Muslims from various cultures, or Zionists, or secular supporters of Israel --
really, anyone who didn't want the Middle East to be blown up -- and eat, and eat.
I've only just now gotten the weight off.
Digression about demonization of Muslims: I don't have to tell you that practitioners of classical Islam (="submission") are not The Enemy, right? It's important to separate all faiths from their cultural baggage (another shame of Christianity is its failure to do this in its own case; I'm thinking now of the missionaries who went to the South Pacific islands and told the women to wear Western undergarments) and Islam per se is a very interesting spiritual path. There are a zillion reasons why I married my partner (upon whom be peace) -- to start with, he is a delightful lover -- but specifically in regard to his faith, I thought it'd be nutritional to be on the receiving end (theologically) of the kind of things Christianity says to Judaism, specifically, "We have a later revelation that explains and completes your scriptures." I've always felt a bit bummed out about how The People of the Book (Islam's name for Jews, Christians, and Muslims together) relate to each other, so perhaps I was trying to do a bit of penance there...EQ gets these quixotic notions...
There are specific groups of both Muslim and Christian fundamentalists who terrify me and who must be opposed by any means possible: the ones who are most exultant about wanting to go to war with each other right now. But as for demonization of all Muslims generally, including Muslim members of our great U.S. melting pot experiment (which I remain profoundly excited by), don't get me started about how important it is for all of us, believers and skeptics alike, to live in mutual respect for each others' practices.
I was cheered up by Robert Byrd's speech,
of course, and then as I was working on my rant about the boxcars, above, one of my
favorite bloggers (and editors, for that matter) was also thinking about
some of the same historical parallels. I'll let him have the almost last word;
Nielsen Hayden's full blog entry is here, and the relevant quotation is:
We are led by knaves, criminals and morons. Bullies, sadists, and fools. Even
by the standards of everyday politics, this Administration is made up of notably
ghastly and hapless human beings.
I've been trying not to think about all this - but it's not working - and
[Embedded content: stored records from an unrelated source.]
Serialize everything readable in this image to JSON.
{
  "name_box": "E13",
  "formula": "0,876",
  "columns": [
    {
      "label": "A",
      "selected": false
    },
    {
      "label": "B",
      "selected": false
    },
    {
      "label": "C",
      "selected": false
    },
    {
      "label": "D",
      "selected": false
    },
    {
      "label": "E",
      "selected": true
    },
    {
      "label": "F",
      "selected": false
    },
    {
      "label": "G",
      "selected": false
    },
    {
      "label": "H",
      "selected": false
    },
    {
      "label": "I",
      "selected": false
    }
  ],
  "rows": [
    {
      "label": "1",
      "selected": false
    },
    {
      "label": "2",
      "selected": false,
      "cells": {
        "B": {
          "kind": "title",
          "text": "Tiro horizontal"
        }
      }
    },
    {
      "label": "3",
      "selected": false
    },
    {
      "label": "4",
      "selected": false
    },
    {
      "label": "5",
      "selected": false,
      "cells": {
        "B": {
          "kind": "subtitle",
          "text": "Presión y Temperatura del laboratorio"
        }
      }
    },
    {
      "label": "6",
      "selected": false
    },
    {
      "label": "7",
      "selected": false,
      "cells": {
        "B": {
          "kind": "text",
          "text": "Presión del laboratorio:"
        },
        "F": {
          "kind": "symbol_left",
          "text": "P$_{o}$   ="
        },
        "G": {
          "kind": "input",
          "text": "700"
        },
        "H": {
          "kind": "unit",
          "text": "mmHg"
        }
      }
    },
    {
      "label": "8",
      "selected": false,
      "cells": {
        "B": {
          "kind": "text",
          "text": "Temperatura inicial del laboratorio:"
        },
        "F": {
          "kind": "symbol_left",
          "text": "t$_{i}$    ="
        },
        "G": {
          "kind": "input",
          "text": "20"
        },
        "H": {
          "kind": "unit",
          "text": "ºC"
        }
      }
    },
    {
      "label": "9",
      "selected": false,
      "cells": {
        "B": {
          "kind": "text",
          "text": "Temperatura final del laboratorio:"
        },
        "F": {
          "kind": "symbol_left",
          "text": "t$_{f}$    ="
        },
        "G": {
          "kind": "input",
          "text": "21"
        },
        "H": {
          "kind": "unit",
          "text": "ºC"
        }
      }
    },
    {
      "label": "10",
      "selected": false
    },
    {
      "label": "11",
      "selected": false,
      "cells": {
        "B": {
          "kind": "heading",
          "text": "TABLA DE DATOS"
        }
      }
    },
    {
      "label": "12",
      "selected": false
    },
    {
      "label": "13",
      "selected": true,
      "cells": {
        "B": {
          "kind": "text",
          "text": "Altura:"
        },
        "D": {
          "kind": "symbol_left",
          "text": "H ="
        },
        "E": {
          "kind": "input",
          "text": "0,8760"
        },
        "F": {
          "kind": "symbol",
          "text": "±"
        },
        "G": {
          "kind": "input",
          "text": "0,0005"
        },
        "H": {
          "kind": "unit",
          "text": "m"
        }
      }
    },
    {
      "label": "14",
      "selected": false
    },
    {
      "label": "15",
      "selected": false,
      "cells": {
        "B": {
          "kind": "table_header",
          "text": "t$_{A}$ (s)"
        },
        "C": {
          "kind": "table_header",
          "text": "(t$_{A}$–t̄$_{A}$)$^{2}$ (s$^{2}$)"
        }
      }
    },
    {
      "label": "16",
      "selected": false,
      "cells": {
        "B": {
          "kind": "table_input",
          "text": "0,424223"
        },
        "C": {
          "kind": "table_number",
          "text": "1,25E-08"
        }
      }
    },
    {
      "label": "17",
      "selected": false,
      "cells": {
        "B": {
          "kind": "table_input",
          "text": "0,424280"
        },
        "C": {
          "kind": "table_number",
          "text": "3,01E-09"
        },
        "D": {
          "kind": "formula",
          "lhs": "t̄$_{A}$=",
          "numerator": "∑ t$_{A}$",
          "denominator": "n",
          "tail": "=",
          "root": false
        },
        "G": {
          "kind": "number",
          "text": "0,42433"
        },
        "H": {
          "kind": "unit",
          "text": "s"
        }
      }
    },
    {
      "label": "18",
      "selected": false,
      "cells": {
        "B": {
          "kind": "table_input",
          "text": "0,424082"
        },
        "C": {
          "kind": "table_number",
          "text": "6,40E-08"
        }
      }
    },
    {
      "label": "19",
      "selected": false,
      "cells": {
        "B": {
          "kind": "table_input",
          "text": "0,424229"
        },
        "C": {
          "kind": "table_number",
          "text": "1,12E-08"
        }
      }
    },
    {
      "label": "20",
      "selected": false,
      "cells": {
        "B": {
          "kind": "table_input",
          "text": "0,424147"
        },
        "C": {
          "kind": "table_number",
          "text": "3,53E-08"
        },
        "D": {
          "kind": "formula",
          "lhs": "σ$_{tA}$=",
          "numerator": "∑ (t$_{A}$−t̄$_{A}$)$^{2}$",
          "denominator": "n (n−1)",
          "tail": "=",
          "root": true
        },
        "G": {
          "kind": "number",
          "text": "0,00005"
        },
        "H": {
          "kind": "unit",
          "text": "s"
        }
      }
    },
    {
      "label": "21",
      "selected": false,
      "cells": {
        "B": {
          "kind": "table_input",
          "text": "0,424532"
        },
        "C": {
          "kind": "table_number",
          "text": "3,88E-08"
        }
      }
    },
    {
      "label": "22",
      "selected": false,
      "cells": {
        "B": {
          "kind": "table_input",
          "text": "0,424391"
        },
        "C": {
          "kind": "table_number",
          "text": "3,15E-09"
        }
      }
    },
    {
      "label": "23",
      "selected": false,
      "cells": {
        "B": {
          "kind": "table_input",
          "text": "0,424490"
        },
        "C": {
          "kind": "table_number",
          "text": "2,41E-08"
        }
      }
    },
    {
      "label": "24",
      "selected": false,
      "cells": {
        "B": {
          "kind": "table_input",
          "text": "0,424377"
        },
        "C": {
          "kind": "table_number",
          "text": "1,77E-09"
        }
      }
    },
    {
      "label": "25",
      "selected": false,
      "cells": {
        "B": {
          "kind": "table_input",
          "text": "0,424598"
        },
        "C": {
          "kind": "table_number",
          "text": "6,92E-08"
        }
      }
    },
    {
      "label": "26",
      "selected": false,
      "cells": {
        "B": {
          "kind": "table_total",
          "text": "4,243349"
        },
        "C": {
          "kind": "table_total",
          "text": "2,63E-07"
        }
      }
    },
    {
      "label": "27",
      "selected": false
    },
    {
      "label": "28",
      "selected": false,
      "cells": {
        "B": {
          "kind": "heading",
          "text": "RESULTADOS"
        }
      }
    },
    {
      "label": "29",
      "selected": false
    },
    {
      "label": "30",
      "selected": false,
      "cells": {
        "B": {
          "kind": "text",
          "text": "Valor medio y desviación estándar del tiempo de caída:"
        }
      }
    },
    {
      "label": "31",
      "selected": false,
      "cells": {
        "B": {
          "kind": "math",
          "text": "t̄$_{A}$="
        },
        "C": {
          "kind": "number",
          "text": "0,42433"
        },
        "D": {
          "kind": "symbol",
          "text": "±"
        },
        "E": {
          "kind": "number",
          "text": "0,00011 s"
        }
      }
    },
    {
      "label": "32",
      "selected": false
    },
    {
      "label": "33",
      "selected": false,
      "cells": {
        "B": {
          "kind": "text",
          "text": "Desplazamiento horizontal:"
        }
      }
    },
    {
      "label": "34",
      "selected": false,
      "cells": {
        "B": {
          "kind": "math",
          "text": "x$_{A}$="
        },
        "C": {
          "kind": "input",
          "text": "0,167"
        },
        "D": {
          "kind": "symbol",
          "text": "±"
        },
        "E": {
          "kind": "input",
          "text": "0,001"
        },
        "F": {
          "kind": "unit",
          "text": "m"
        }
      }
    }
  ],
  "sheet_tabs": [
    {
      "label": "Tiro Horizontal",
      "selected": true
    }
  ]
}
maybe that's a good thing. The last word for now comes from the book I'm using for Lenten
meditation this year. The author is Martin L. Smith and the book is
A Season for the Spirit;
take it away, Martin. (I've pulled just two paragraphs out of the meditation
for Monday after Lent 1.)
There really isn't a nice way of saying this. The people we are are being led by are stupid, vicious, and crazy. We all want to avoid acknowledging this, and we're all wrong. The rest of the world can see it perfectly clearly, and they're increasingly disinclined to be polite about it. Like the Germans of the late 20th century, we will spend the rest of our life explaining to one another how we got here and how we let it happen.
...a primary obstacle to overcome. This is our habitual condition of being
under an anaesthetic. Most of us have a primary defense mechanism against being
overwhelmed by the pain of the world and our own pain. It is as if we administer
to ourselves an anaesthetic to numb its impact. The price we pay is that it also
numbs our capacity for joy, but until we surrender to the Spirit of God we
reckon the price to be worth it. The strongest sign of the Spirit working
within us is simply that the anaesthetic begins to wear off. We start to come
round and become vulnerable not only to the experience of joy at being found,
embraced and indwelt by God, but also vulnerable to pain, our own stored up
pain and the pain of the world.
I wish for everyone who celebrates Lent, a thoughtful and meaningful season this year.
And for all of us (regardless of our spiritual paths), I wish peace on earth, starting
with our own lives and spreading outwards.
Experience of the Spirit of Jesus always has a paradoxical, two-fold character. There is always joy and pain. Joy at our undeserved embrace by love, and the hope of being completely healed. Pain in sharper empathy with the suffering of a world which is so far from being unified and healed...